Several local media outlets have already run stories on the budget cuts. I don't want this piece to be a rehash of those articles. My intent is to hopefully explain to the public what the real world impact of these cuts will be; however, I do feel that I should spend a little time on explaining how the budget process works. The first thing that people should understand is that the Sheriff is a constitutional officer and not an employee of the county government or under the purview of the board of commissioners. What this means is that the Sheriff reports directly to the voters and not the commissioners, and the commissioners are obligated to fund the operations of the Sheriff as well as the other constitutional officers.
In the early spring of each year, we begin putting together our budget request to submit to the governing authority. For the 2012 fiscal year, we were asked to reduce our budget by five percent with the Sheriff agreeing to reduce our budget by $300,000. Some might ask how we can reduce our budget by this amount and not cut services. The answer is that we can't. The citizens of Oconee County will see reductions in the level of service traditionally provided by their Sheriff's Office.
On paper, we have eliminated the line items for overtime pay. Obviously, we cannot eliminate emergencies or even routine calls that result in deputies working beyond their normally scheduled shift. Without money in the budget to pay overtime, we are forced to have personnel time adjust this time by either coming in late or leaving early for one of their other shifts within the pay period. Furthermore, we typically use on-call deputies to conduct prisoner and mental health patient transports. These transports will now have to be conducted by deputies that would be patrolling and answering calls. The real world impact of this is fewer deputies actually patrolling to prevent crime as well as fewer deputies available to actually answer calls for service, and this will result in longer response times and the need to more actively prioritize calls. For the deputies, this means backup, if available, will be slower, and it means solitary deputies answering calls on their own that would usually have more than one deputy responding.
Another adjustment that we have made is in our investigative division. We have shifted the investigators from five shifts of eight hours to four shifts of 10 hours. We hope to realize savings in our fuel budget by doing this. The real world impact is that the reduction in the number of shifts worked by the investigators will lead to delays in cases being actively worked.
At this time, we do not anticipate furloughs, but if it comes to that, furloughs will start with me and then the captains. We hope that we would be able to keep from having to furlough any line level employees. If we lose any personnel, we may not be able to replace them thus causing the shifts to be even more understaffed.

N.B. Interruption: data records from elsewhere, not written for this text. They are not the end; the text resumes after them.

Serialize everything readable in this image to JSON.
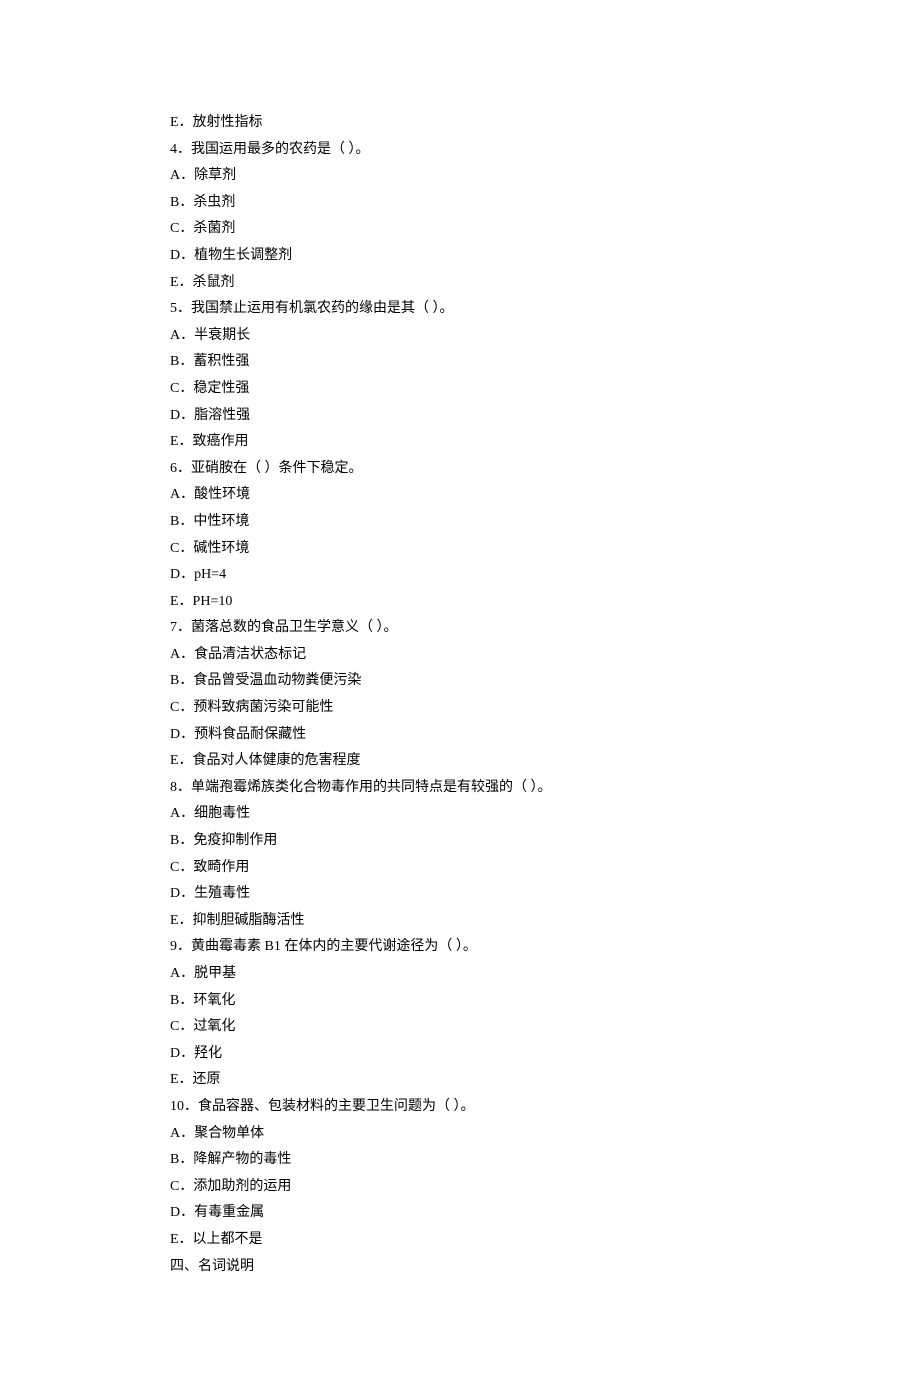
{
  "lines": [
    "E．放射性指标",
    "4．我国运用最多的农药是（ ）。",
    "A．除草剂",
    "B．杀虫剂",
    "C．杀菌剂",
    "D．植物生长调整剂",
    "E．杀鼠剂",
    "5．我国禁止运用有机氯农药的缘由是其（ ）。",
    "A．半衰期长",
    "B．蓄积性强",
    "C．稳定性强",
    "D．脂溶性强",
    "E．致癌作用",
    "6．亚硝胺在（  ）条件下稳定。",
    "A．酸性环境",
    "B．中性环境",
    "C．碱性环境",
    "D．pH=4",
    "E．PH=10",
    "7．菌落总数的食品卫生学意义（ ）。",
    "A．食品清洁状态标记",
    "B．食品曾受温血动物粪便污染",
    "C．预料致病菌污染可能性",
    "D．预料食品耐保藏性",
    "E．食品对人体健康的危害程度",
    "8．单端孢霉烯族类化合物毒作用的共同特点是有较强的（ ）。",
    "A．细胞毒性",
    "B．免疫抑制作用",
    "C．致畸作用",
    "D．生殖毒性",
    "E．抑制胆碱脂酶活性",
    "9．黄曲霉毒素 B1 在体内的主要代谢途径为（ ）。",
    "A．脱甲基",
    "B．环氧化",
    "C．过氧化",
    "D．羟化",
    "E．还原",
    "10．食品容器、包装材料的主要卫生问题为（ ）。",
    "A．聚合物单体",
    "B．降解产物的毒性",
    "C．添加助剂的运用",
    "D．有毒重金属",
    "E．以上都不是",
    "四、名词说明"
  ]
}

We have no money in the budget for office supplies. The real world impact is that we will now have to charge fees for copies of reports and other items for which we have not charged in the past. We will have to do so in order to replenish paper supplies and keep toner in the printers.
Our training budget has been eliminated. This means that our personnel will not be able to attend training other than what we can offer in-house. We have numerous instructors within the Office that will be able to handle the general training topics, but we do not have instructors that can teach certain technical, forensic, and specialty topics. We take pride in our work and our abilities, but we all recognize the need for continued training and professional development. Any training that results in travel will have to be personally approved by the Sheriff, and only “train the trainer” and imperative technical courses will even be considered for approval.

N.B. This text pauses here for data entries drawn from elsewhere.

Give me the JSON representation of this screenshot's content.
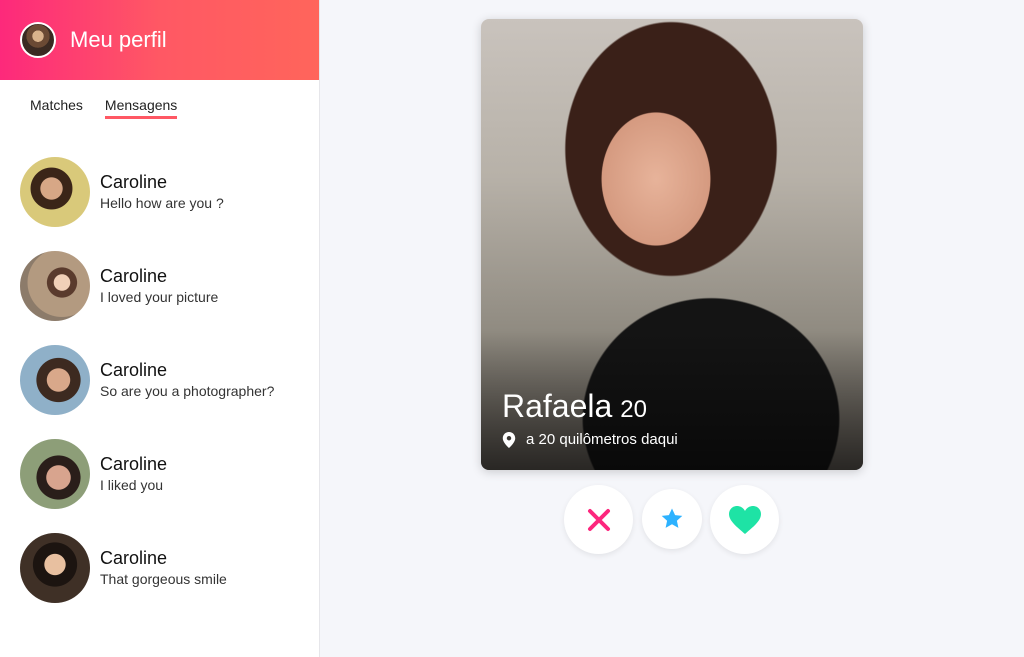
{
  "sidebar": {
    "header": {
      "title": "Meu perfil"
    },
    "tabs": [
      {
        "label": "Matches",
        "active": false
      },
      {
        "label": "Mensagens",
        "active": true
      }
    ],
    "conversations": [
      {
        "name": "Caroline",
        "message": "Hello how are you ?"
      },
      {
        "name": "Caroline",
        "message": "I loved your picture"
      },
      {
        "name": "Caroline",
        "message": "So are you a photographer?"
      },
      {
        "name": "Caroline",
        "message": "I liked you"
      },
      {
        "name": "Caroline",
        "message": "That gorgeous smile"
      }
    ]
  },
  "card": {
    "name": "Rafaela",
    "age": "20",
    "distance": "a 20 quilômetros daqui"
  },
  "actions": {
    "nope_icon": "close-icon",
    "super_like_icon": "star-icon",
    "like_icon": "heart-icon"
  },
  "colors": {
    "brand_gradient_start": "#fd297b",
    "brand_gradient_end": "#ff655b",
    "tab_underline": "#ff5864",
    "nope": "#fd267d",
    "super_like": "#2db2ff",
    "like": "#1ee3a5"
  }
}
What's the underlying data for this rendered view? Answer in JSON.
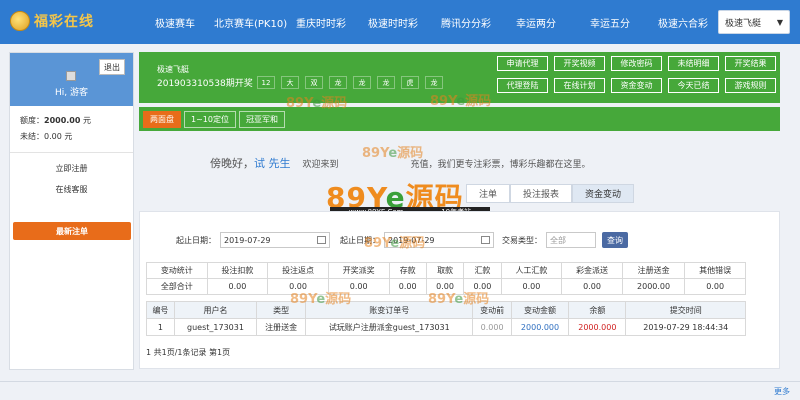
{
  "header": {
    "logo_text": "福彩在线",
    "nav": [
      "极速赛车",
      "北京赛车(PK10)",
      "重庆时时彩",
      "极速时时彩",
      "腾讯分分彩",
      "幸运两分",
      "幸运五分",
      "极速六合彩"
    ],
    "selected_game": "极速飞艇"
  },
  "sidebar": {
    "logout_label": "退出",
    "greeting": "Hi, 游客",
    "balance_label": "额度：",
    "balance_value": "2000.00",
    "balance_unit": "元",
    "unsettled_label": "未结：",
    "unsettled_value": "0.00",
    "unsettled_unit": "元",
    "links": [
      "立即注册",
      "在线客服"
    ],
    "latest_bets_label": "最新注单"
  },
  "game": {
    "name": "极速飞艇",
    "issue": "201903310538期开奖",
    "results": [
      "12",
      "大",
      "双",
      "龙",
      "龙",
      "龙",
      "虎",
      "龙"
    ],
    "actions_row1": [
      "申请代理",
      "开奖视频",
      "修改密码",
      "未结明细",
      "开奖结果"
    ],
    "actions_row2": [
      "代理登陆",
      "在线计划",
      "资金变动",
      "今天已结",
      "游戏规则"
    ]
  },
  "play_tabs": [
    "两面盘",
    "1~10定位",
    "冠亚军和"
  ],
  "greeting": {
    "prefix": "傍晚好，",
    "name": "试 先生",
    "message": "欢迎来到",
    "message_tail": "充值，我们更专注彩票，博彩乐趣都在这里。"
  },
  "watermark": {
    "text_a": "89Y",
    "text_b": "e",
    "text_c": "源码",
    "url": "www.89YE.Com",
    "sub": "10年老站"
  },
  "record_tabs": [
    "注单",
    "投注报表",
    "资金变动"
  ],
  "filter": {
    "start_label": "起止日期：",
    "start_value": "2019-07-29",
    "end_label": "起止日期：",
    "end_value": "2019-07-29",
    "type_label": "交易类型：",
    "type_placeholder": "全部",
    "query_label": "查询"
  },
  "summary": {
    "headers": [
      "变动统计",
      "投注扣款",
      "投注返点",
      "开奖派奖",
      "存款",
      "取款",
      "汇款",
      "人工汇款",
      "彩金派送",
      "注册送金",
      "其他错误"
    ],
    "row": [
      "全部合计",
      "0.00",
      "0.00",
      "0.00",
      "0.00",
      "0.00",
      "0.00",
      "0.00",
      "0.00",
      "2000.00",
      "0.00"
    ]
  },
  "records": {
    "headers": [
      "编号",
      "用户名",
      "类型",
      "账变订单号",
      "变动前",
      "变动金额",
      "余额",
      "提交时间"
    ],
    "rows": [
      [
        "1",
        "guest_173031",
        "注册送金",
        "试玩账户注册派金guest_173031",
        "0.000",
        "2000.000",
        "2000.000",
        "2019-07-29 18:44:34"
      ]
    ]
  },
  "pager": "1 共1页/1条记录 第1页",
  "footer": {
    "more": "更多"
  }
}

Also eliminated is our uniform budget. We have no money to replace worn and damaged uniforms.
We are still working though the budget, and it will be an ongoing process with regular staff meetings to closely monitor expenditures. We will do our utmost to maintain the level of service that we currently provide, but the reality of the situation is that we will not be able to sustain this.

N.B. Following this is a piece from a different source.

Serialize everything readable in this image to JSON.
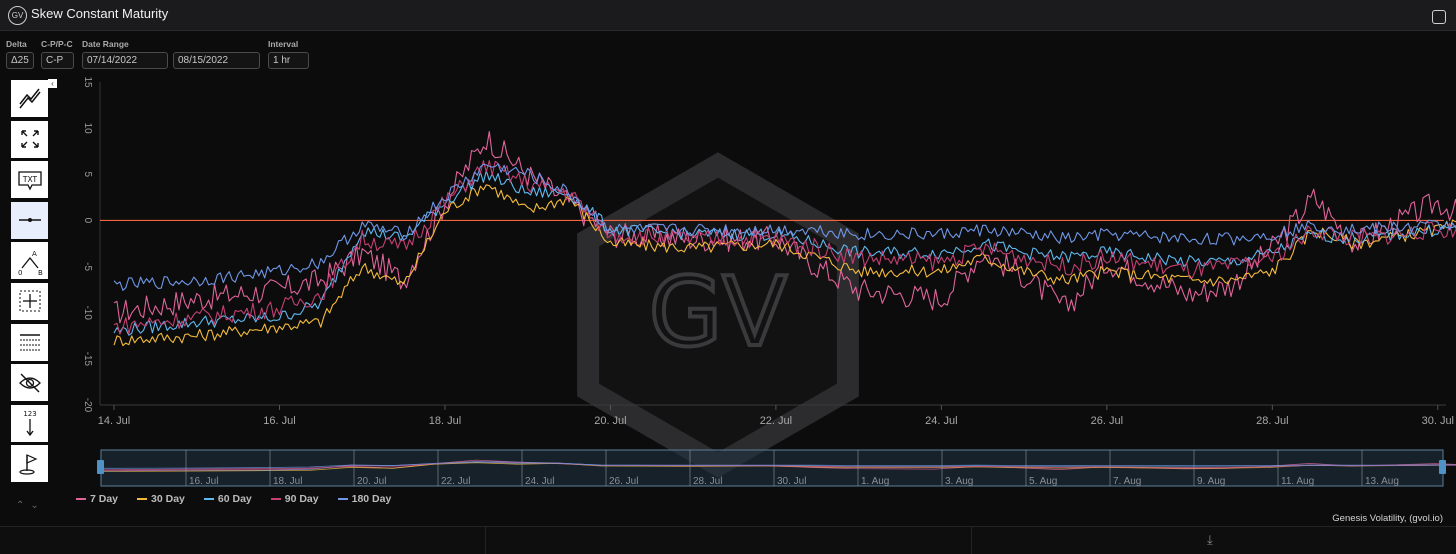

I close by saying that our personnel are dedicated, and I am very proud of the way they have responded to all of this. Obviously, they are not happy with it, and they know it will be tough going, but they haven't whined or complained. They faced the situation head-on and have promised to do their part to help get through this.